▶ What to work on:
What lines below mention the word "structured"? Copy each one.

(Web page and app entries)
^^^^

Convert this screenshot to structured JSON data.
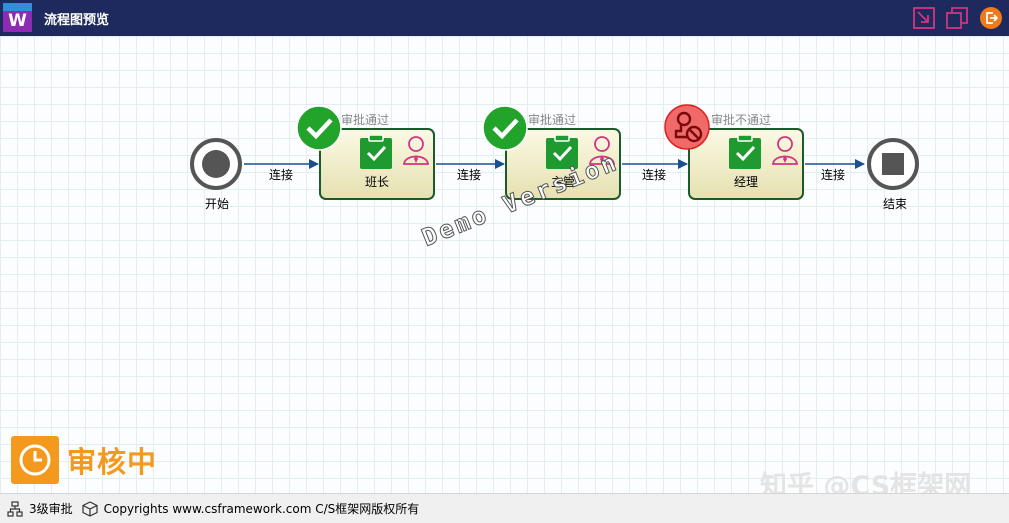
{
  "window": {
    "title": "流程图预览",
    "app_letter": "W"
  },
  "colors": {
    "titlebar": "#1e2a5e",
    "approved": "#22a32a",
    "rejected": "#e84b4b",
    "pending": "#f39a1e",
    "node_border": "#1b5a2a",
    "edge": "#1d4f8f"
  },
  "titlebar_buttons": [
    {
      "name": "shrink-window-icon"
    },
    {
      "name": "restore-window-icon"
    },
    {
      "name": "exit-icon"
    }
  ],
  "flow": {
    "start": {
      "label": "开始"
    },
    "end": {
      "label": "结束"
    },
    "edges": [
      "连接",
      "连接",
      "连接",
      "连接"
    ],
    "nodes": [
      {
        "label": "班长",
        "status": "审批通过",
        "status_type": "approved"
      },
      {
        "label": "主管",
        "status": "审批通过",
        "status_type": "approved"
      },
      {
        "label": "经理",
        "status": "审批不通过",
        "status_type": "rejected"
      }
    ]
  },
  "watermark": "Demo Version",
  "state": {
    "label": "审核中",
    "icon": "clock-icon"
  },
  "overlay_mark": "知乎 @CS框架网",
  "statusbar": {
    "level": "3级审批",
    "copyright": "Copyrights www.csframework.com C/S框架网版权所有"
  }
}
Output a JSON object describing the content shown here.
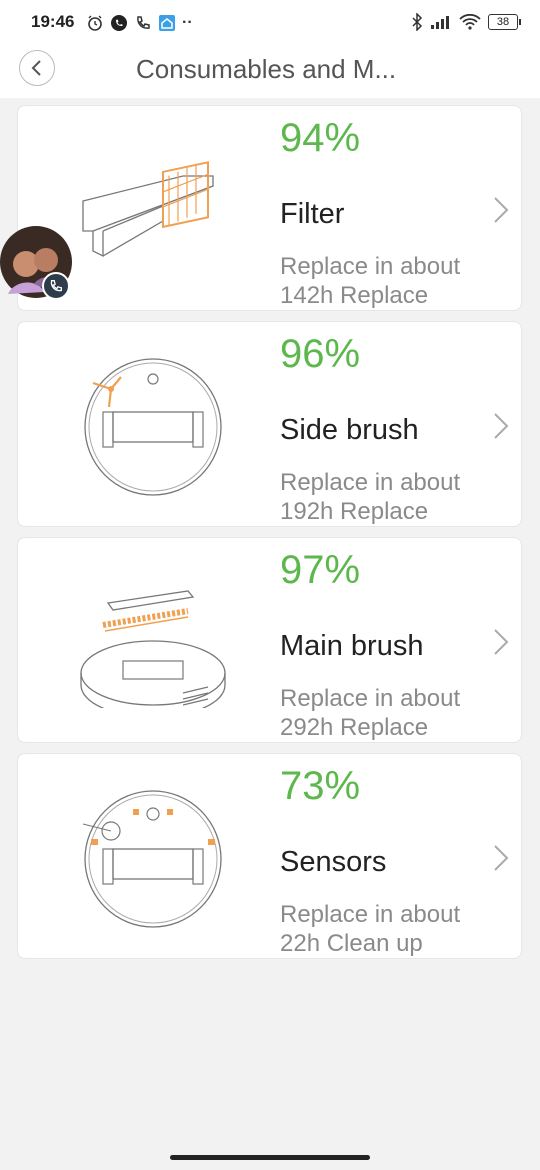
{
  "status": {
    "time": "19:46",
    "battery": "38"
  },
  "header": {
    "title": "Consumables and M..."
  },
  "items": [
    {
      "percent": "94%",
      "name": "Filter",
      "line1": "Replace in about",
      "line2": "142h Replace"
    },
    {
      "percent": "96%",
      "name": "Side brush",
      "line1": "Replace in about",
      "line2": "192h Replace"
    },
    {
      "percent": "97%",
      "name": "Main brush",
      "line1": "Replace in about",
      "line2": "292h Replace"
    },
    {
      "percent": "73%",
      "name": "Sensors",
      "line1": "Replace in about",
      "line2": "22h Clean up"
    }
  ],
  "colors": {
    "accent_green": "#5cb84c",
    "accent_orange": "#f0a050"
  }
}
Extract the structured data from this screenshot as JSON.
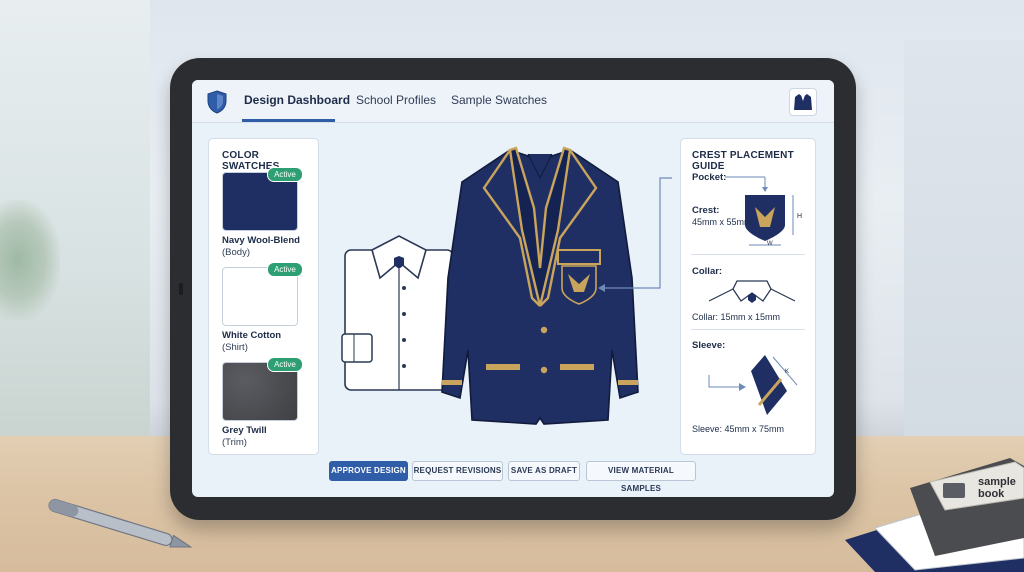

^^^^

▶ Exercise output:
Convert this screenshot to structured JSON data.
Extract the structured data from this screenshot as JSON.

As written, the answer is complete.